Team:Freiburg Software/User/Robots/Alignment



This page describes the use of the Alignment Robot. If you would like to know how the algorithm works internally please click here.

With Alignobot you can compare sequences by creating global and local alignments. Alignobot can be found at Before you start an alignment be sure to select 2 sequences in the workspace.

Note: The video tutorials are hosted by an external service, because the file size limitation of the iGEM wiki kept us from uploading it to the wiki.

Global Alignments

Alignobot finds global alignments using the Needleman/Wunsch Algorithm.

In the main menu you can either select the default distance function or specify your own. At this point the robot only supports one value for each substitution. Transition matrices will be available in a later version. Now click "Send" and Alignobot will calculate your alignment and display it:

Note: The display may slightly differ from this picture due to ongoing development.

Local Alignment

The Alignment Robot can also find local alignments using the Smith/Waterman algorithm. As with the global alignment you can either use the default similarity function or specify your own. Again support for transition matrices is still to come. Once you have selected and sent your request, the robot will find the best local alignment of the selected two sequences. There might be more than one of them with the same score. The robot will then display all of them.

Brief Overview of Algorithm
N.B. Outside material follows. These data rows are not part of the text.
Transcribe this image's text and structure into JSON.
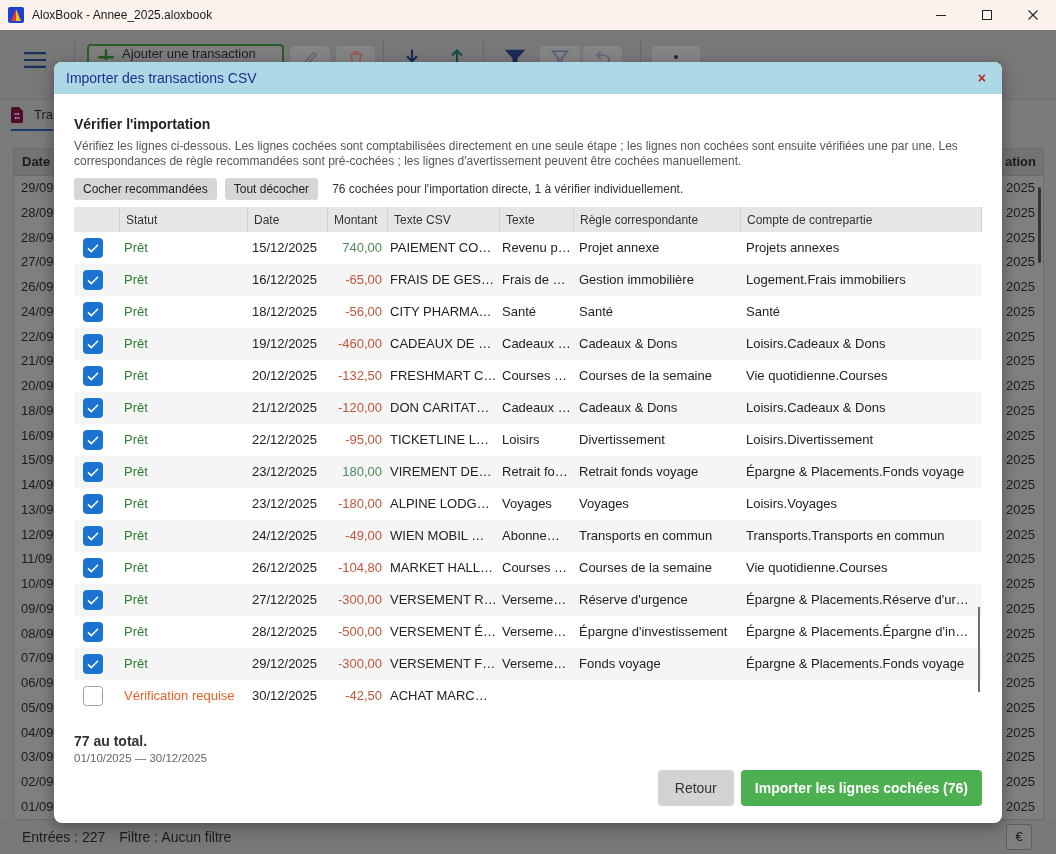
{
  "window": {
    "title": "AloxBook - Annee_2025.aloxbook"
  },
  "toolbar": {
    "add_button": "Ajouter une transaction"
  },
  "tabs": [
    {
      "label": "Tra",
      "selected": true
    }
  ],
  "background_table": {
    "columns": [
      "Date",
      "ation"
    ],
    "rows": [
      [
        "29/09",
        "2025"
      ],
      [
        "28/09",
        "2025"
      ],
      [
        "28/09",
        "2025"
      ],
      [
        "27/09",
        "2025"
      ],
      [
        "26/09",
        "2025"
      ],
      [
        "24/09",
        "2025"
      ],
      [
        "22/09",
        "2025"
      ],
      [
        "21/09",
        "2025"
      ],
      [
        "20/09",
        "2025"
      ],
      [
        "18/09",
        "2025"
      ],
      [
        "16/09",
        "2025"
      ],
      [
        "15/09",
        "2025"
      ],
      [
        "14/09",
        "2025"
      ],
      [
        "13/09",
        "2025"
      ],
      [
        "12/09",
        "2025"
      ],
      [
        "11/09",
        "2025"
      ],
      [
        "10/09",
        "2025"
      ],
      [
        "09/09",
        "2025"
      ],
      [
        "08/09",
        "2025"
      ],
      [
        "07/09",
        "2025"
      ],
      [
        "06/09",
        "2025"
      ],
      [
        "05/09",
        "2025"
      ],
      [
        "04/09",
        "2025"
      ],
      [
        "03/09",
        "2025"
      ],
      [
        "02/09",
        "2025"
      ],
      [
        "01/09",
        "2025"
      ]
    ]
  },
  "status_bar": {
    "entries": "Entrées : 227",
    "filter": "Filtre : Aucun filtre",
    "currency_button": "€"
  },
  "dialog": {
    "title": "Importer des transactions CSV",
    "close_button": "×",
    "heading": "Vérifier l'importation",
    "description": "Vérifiez les lignes ci-dessous. Les lignes cochées sont comptabilisées directement en une seule étape ; les lignes non cochées sont ensuite vérifiées une par une. Les correspondances de règle recommandées sont pré-cochées ; les lignes d'avertissement peuvent être cochées manuellement.",
    "buttons": [
      "Cocher recommandées",
      "Tout décocher"
    ],
    "summary": "76 cochées pour l'importation directe, 1 à vérifier individuellement.",
    "table": {
      "columns": [
        "Statut",
        "Date",
        "Montant",
        "Texte CSV",
        "Texte",
        "Règle correspondante",
        "Compte de contrepartie"
      ],
      "rows": [
        {
          "checked": true,
          "needs_review": false,
          "status": "Prêt",
          "date": "15/12/2025",
          "amount": "740,00",
          "incoming": true,
          "csv_text": "PAIEMENT CO…",
          "text": "Revenu p…",
          "rule": "Projet annexe",
          "account": "Projets annexes"
        },
        {
          "checked": true,
          "needs_review": false,
          "status": "Prêt",
          "date": "16/12/2025",
          "amount": "-65,00",
          "incoming": false,
          "csv_text": "FRAIS DE GES…",
          "text": "Frais de …",
          "rule": "Gestion immobilière",
          "account": "Logement.Frais immobiliers"
        },
        {
          "checked": true,
          "needs_review": false,
          "status": "Prêt",
          "date": "18/12/2025",
          "amount": "-56,00",
          "incoming": false,
          "csv_text": "CITY PHARMA…",
          "text": "Santé",
          "rule": "Santé",
          "account": "Santé"
        },
        {
          "checked": true,
          "needs_review": false,
          "status": "Prêt",
          "date": "19/12/2025",
          "amount": "-460,00",
          "incoming": false,
          "csv_text": "CADEAUX DE …",
          "text": "Cadeaux …",
          "rule": "Cadeaux & Dons",
          "account": "Loisirs.Cadeaux & Dons"
        },
        {
          "checked": true,
          "needs_review": false,
          "status": "Prêt",
          "date": "20/12/2025",
          "amount": "-132,50",
          "incoming": false,
          "csv_text": "FRESHMART C…",
          "text": "Courses …",
          "rule": "Courses de la semaine",
          "account": "Vie quotidienne.Courses"
        },
        {
          "checked": true,
          "needs_review": false,
          "status": "Prêt",
          "date": "21/12/2025",
          "amount": "-120,00",
          "incoming": false,
          "csv_text": "DON CARITAT…",
          "text": "Cadeaux …",
          "rule": "Cadeaux & Dons",
          "account": "Loisirs.Cadeaux & Dons"
        },
        {
          "checked": true,
          "needs_review": false,
          "status": "Prêt",
          "date": "22/12/2025",
          "amount": "-95,00",
          "incoming": false,
          "csv_text": "TICKETLINE L…",
          "text": "Loisirs",
          "rule": "Divertissement",
          "account": "Loisirs.Divertissement"
        },
        {
          "checked": true,
          "needs_review": false,
          "status": "Prêt",
          "date": "23/12/2025",
          "amount": "180,00",
          "incoming": true,
          "csv_text": "VIREMENT DE…",
          "text": "Retrait fo…",
          "rule": "Retrait fonds voyage",
          "account": "Épargne & Placements.Fonds voyage"
        },
        {
          "checked": true,
          "needs_review": false,
          "status": "Prêt",
          "date": "23/12/2025",
          "amount": "-180,00",
          "incoming": false,
          "csv_text": "ALPINE LODG…",
          "text": "Voyages",
          "rule": "Voyages",
          "account": "Loisirs.Voyages"
        },
        {
          "checked": true,
          "needs_review": false,
          "status": "Prêt",
          "date": "24/12/2025",
          "amount": "-49,00",
          "incoming": false,
          "csv_text": "WIEN MOBIL …",
          "text": "Abonne…",
          "rule": "Transports en commun",
          "account": "Transports.Transports en commun"
        },
        {
          "checked": true,
          "needs_review": false,
          "status": "Prêt",
          "date": "26/12/2025",
          "amount": "-104,80",
          "incoming": false,
          "csv_text": "MARKET HALL…",
          "text": "Courses …",
          "rule": "Courses de la semaine",
          "account": "Vie quotidienne.Courses"
        },
        {
          "checked": true,
          "needs_review": false,
          "status": "Prêt",
          "date": "27/12/2025",
          "amount": "-300,00",
          "incoming": false,
          "csv_text": "VERSEMENT R…",
          "text": "Verseme…",
          "rule": "Réserve d'urgence",
          "account": "Épargne & Placements.Réserve d'ur…"
        },
        {
          "checked": true,
          "needs_review": false,
          "status": "Prêt",
          "date": "28/12/2025",
          "amount": "-500,00",
          "incoming": false,
          "csv_text": "VERSEMENT É…",
          "text": "Verseme…",
          "rule": "Épargne d'investissement",
          "account": "Épargne & Placements.Épargne d'in…"
        },
        {
          "checked": true,
          "needs_review": false,
          "status": "Prêt",
          "date": "29/12/2025",
          "amount": "-300,00",
          "incoming": false,
          "csv_text": "VERSEMENT F…",
          "text": "Verseme…",
          "rule": "Fonds voyage",
          "account": "Épargne & Placements.Fonds voyage"
        },
        {
          "checked": false,
          "needs_review": true,
          "status": "Vérification requise",
          "date": "30/12/2025",
          "amount": "-42,50",
          "incoming": false,
          "csv_text": "ACHAT MARC…"
        }
      ]
    },
    "total": "77 au total.",
    "date_range": "01/10/2025 — 30/12/2025",
    "back_button": "Retour",
    "import_button": "Importer les lignes cochées (76)"
  }
}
Alingnobot uses implementations of the Needleman/Wunsch algorithm to find global alignments and the Smith/Waterman algorithm to find local alignments. You can find the definitions on Wikipedia: Needleman/Wunsch and Smith/Waterman
Once the User clicks send the robot first loads the sequences from the workspace and checks that there are two of them. Then it evaluates the input form and the user specified cost/similarity functions if selected. If there are non-numeric characters it switches back to the default functions.
After these preparations are done the actual alignment calculation starts. The distance/similarity matrices get initialized and then filled following the algorithms.
Now the optimal score is found the robot will calculate the actual alignment using back tracing. In local alignment the robot will display all alignments with the optimal score.
Finally the robot uses the SynBioWave SequenceView function to display the output.